TASK REQUIREMENTS
When a line of the entries contains the word "JavaScript", report that line.

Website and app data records

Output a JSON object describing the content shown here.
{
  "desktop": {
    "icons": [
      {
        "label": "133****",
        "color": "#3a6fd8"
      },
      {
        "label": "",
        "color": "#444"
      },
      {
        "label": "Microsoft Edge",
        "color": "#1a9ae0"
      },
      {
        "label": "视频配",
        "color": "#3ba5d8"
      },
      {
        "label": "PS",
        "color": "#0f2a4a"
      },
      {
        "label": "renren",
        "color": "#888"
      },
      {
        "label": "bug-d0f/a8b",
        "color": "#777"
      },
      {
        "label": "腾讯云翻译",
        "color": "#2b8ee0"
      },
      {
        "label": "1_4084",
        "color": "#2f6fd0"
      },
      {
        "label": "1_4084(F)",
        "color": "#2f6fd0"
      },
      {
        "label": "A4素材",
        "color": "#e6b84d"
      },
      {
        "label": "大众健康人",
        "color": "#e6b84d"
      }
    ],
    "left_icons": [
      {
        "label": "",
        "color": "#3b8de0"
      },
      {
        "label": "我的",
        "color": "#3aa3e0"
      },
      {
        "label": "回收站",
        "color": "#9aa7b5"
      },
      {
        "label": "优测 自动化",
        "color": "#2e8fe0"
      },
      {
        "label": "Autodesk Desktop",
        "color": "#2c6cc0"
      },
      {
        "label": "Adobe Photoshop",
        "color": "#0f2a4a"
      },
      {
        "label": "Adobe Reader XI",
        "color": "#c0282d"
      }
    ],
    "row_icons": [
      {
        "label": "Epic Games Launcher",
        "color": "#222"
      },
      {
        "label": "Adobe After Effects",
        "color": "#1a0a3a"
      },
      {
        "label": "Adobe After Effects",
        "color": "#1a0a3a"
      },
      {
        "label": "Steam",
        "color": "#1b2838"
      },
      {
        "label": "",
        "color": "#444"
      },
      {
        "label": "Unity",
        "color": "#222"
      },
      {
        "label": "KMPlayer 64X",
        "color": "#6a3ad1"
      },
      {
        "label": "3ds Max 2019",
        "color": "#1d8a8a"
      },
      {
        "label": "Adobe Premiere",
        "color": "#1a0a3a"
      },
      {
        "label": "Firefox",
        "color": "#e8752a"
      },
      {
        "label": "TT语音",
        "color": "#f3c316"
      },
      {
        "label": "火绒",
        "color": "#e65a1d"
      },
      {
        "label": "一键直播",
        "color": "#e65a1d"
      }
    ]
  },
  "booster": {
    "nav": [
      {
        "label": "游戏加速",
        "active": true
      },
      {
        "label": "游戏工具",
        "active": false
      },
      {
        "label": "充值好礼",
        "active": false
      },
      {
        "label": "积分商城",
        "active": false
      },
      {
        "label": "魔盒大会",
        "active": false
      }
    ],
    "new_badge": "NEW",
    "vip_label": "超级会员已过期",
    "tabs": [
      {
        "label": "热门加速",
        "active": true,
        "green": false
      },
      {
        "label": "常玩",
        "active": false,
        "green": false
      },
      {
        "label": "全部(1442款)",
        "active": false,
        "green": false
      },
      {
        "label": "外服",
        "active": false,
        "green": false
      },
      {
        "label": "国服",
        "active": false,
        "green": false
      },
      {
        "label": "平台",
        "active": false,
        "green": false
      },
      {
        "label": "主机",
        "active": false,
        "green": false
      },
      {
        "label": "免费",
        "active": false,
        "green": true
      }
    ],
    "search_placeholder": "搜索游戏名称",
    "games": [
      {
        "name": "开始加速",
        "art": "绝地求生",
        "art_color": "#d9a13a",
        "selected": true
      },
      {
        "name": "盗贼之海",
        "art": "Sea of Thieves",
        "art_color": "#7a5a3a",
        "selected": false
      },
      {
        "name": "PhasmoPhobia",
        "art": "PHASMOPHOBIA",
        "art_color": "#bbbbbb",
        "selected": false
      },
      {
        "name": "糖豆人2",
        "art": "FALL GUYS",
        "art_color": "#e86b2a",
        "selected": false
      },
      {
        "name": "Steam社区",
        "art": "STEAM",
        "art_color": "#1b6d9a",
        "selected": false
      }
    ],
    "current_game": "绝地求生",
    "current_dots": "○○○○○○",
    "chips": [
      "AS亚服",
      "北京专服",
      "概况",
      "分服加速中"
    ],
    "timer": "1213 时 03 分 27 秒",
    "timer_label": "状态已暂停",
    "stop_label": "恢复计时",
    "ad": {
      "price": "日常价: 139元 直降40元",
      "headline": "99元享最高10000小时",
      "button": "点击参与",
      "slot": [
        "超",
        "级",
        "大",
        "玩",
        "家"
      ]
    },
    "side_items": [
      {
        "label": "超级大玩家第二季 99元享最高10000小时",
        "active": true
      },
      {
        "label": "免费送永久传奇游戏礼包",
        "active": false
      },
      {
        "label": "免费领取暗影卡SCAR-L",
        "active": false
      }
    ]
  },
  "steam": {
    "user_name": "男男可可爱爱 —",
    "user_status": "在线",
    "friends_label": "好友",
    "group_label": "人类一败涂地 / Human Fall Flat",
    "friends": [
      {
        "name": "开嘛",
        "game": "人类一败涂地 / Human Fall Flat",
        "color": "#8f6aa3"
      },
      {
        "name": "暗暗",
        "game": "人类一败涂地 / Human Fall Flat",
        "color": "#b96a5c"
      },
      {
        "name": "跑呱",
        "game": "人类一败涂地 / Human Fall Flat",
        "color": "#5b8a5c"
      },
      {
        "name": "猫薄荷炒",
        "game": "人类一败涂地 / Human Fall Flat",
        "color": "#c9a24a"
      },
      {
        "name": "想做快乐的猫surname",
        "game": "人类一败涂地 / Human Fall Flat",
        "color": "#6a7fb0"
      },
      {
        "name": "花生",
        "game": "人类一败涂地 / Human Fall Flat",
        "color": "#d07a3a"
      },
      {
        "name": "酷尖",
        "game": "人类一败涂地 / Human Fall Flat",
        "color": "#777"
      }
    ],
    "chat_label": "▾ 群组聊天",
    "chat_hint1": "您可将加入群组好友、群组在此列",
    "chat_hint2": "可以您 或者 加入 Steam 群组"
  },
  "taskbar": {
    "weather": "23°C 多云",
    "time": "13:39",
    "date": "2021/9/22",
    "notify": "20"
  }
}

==

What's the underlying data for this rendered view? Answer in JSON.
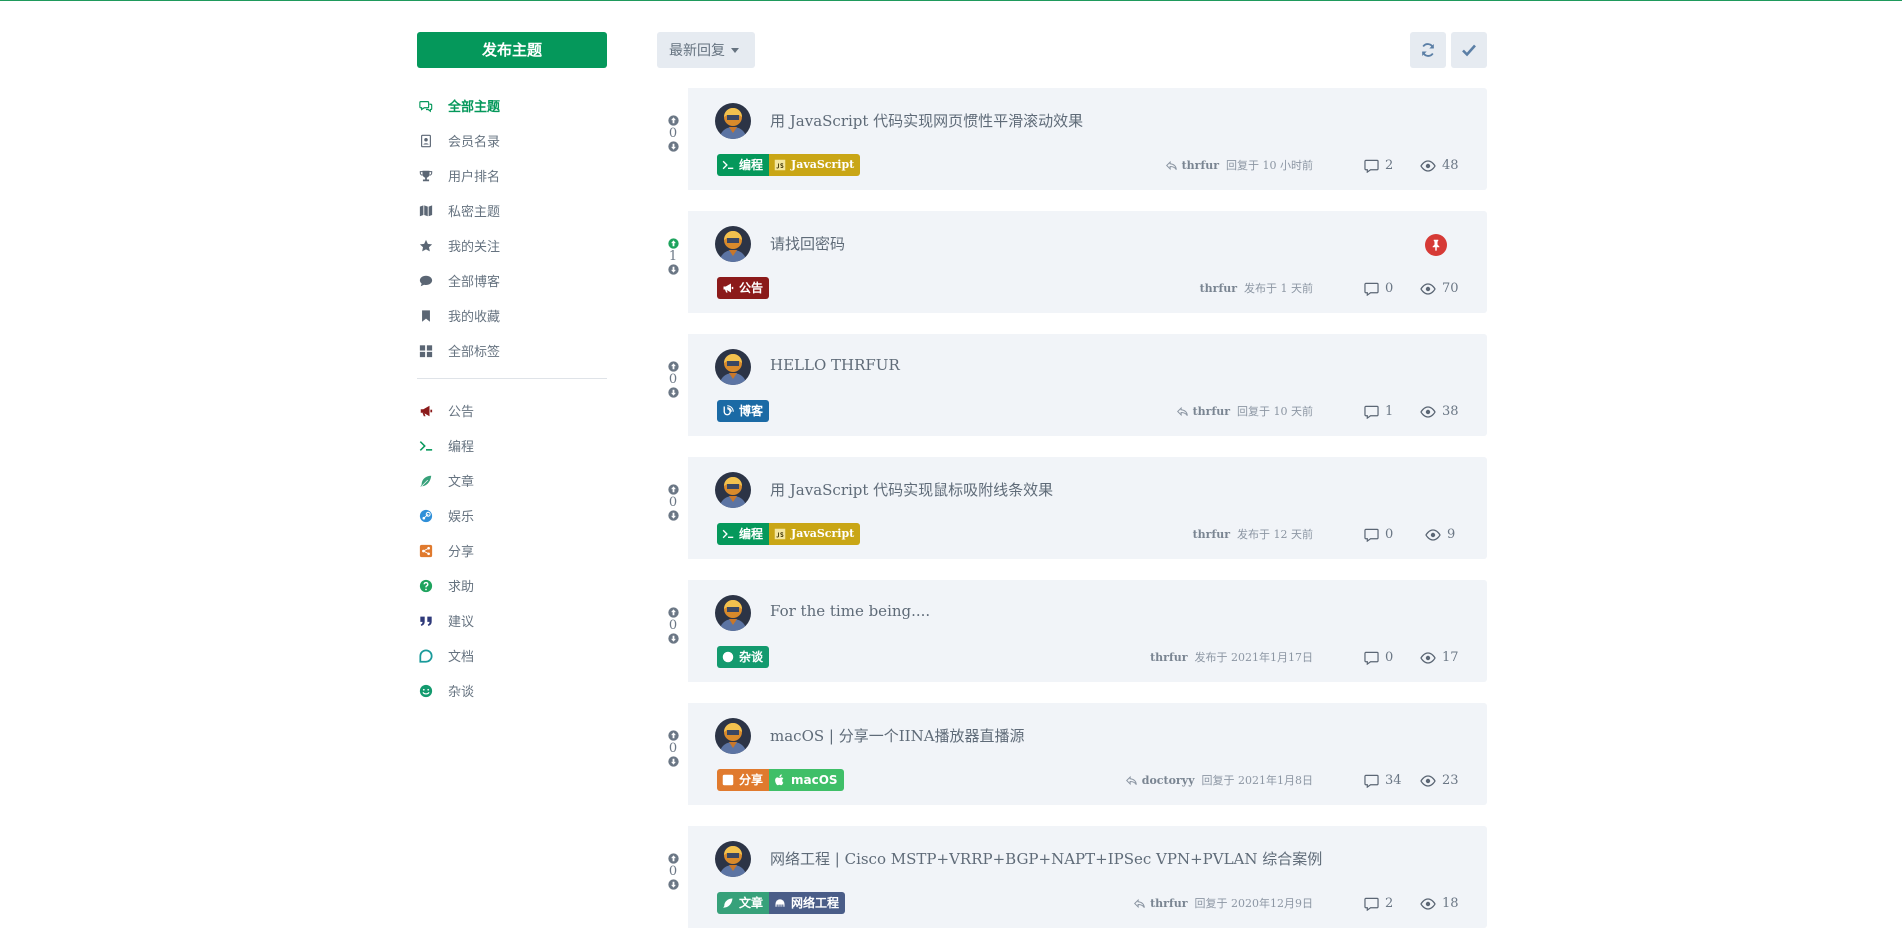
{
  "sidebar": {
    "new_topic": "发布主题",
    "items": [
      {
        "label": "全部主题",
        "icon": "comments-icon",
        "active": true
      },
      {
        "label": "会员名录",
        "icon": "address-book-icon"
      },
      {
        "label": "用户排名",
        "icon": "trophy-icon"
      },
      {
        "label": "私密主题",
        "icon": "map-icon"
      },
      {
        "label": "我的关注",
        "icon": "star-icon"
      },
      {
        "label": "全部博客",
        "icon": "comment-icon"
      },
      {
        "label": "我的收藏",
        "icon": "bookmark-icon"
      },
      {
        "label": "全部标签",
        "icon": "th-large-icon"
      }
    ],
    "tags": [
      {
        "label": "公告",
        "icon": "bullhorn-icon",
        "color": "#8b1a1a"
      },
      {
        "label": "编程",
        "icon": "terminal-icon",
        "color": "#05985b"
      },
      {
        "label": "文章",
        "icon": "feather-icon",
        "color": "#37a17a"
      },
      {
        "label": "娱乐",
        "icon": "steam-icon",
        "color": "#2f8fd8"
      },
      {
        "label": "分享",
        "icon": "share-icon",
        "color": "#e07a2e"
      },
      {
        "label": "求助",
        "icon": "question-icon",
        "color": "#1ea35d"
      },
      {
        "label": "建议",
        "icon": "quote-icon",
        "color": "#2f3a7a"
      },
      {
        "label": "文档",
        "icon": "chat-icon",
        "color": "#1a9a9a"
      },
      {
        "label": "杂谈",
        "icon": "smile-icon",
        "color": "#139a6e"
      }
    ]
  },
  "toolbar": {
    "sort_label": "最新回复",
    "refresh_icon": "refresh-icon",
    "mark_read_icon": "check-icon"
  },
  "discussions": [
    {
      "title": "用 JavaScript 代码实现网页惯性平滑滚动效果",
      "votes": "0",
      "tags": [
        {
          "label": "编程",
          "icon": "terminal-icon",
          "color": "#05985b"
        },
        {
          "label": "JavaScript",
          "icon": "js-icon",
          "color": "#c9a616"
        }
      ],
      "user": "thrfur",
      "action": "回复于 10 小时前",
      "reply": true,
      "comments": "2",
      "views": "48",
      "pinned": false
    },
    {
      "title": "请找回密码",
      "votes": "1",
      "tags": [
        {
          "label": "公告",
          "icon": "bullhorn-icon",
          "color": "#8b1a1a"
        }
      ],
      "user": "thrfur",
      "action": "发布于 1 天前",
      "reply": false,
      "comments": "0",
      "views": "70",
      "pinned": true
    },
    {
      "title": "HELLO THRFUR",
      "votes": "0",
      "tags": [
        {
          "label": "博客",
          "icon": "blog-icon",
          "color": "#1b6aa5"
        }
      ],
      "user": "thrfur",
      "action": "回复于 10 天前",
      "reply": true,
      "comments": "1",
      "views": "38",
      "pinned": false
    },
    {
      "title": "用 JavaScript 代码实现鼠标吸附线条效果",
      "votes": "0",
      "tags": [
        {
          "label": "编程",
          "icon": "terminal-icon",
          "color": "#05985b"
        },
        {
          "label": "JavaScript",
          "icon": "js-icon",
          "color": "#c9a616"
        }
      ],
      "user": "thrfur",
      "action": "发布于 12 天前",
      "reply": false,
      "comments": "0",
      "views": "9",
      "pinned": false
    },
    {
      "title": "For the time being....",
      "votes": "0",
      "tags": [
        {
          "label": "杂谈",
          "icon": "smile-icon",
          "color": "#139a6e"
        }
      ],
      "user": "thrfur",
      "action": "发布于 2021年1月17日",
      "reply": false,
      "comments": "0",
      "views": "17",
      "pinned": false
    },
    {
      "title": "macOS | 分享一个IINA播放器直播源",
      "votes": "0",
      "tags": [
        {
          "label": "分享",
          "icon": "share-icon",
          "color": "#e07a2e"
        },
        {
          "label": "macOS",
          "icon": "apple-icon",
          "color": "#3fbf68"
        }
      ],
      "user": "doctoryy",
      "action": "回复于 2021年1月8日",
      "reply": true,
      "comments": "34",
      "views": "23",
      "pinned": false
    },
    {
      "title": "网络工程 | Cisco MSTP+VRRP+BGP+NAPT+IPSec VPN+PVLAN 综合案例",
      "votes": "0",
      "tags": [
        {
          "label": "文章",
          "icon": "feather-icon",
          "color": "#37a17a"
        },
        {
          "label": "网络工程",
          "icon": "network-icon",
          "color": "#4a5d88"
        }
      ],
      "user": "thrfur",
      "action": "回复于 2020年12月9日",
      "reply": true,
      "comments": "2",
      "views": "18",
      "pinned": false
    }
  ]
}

RESULT OF THIS TASK
      "title": "用 JavaScript 代码实现网页惯性平滑滚动效果",
          "label": "JavaScript",
      "title": "用 JavaScript 代码实现鼠标吸附线条效果",
          "label": "JavaScript",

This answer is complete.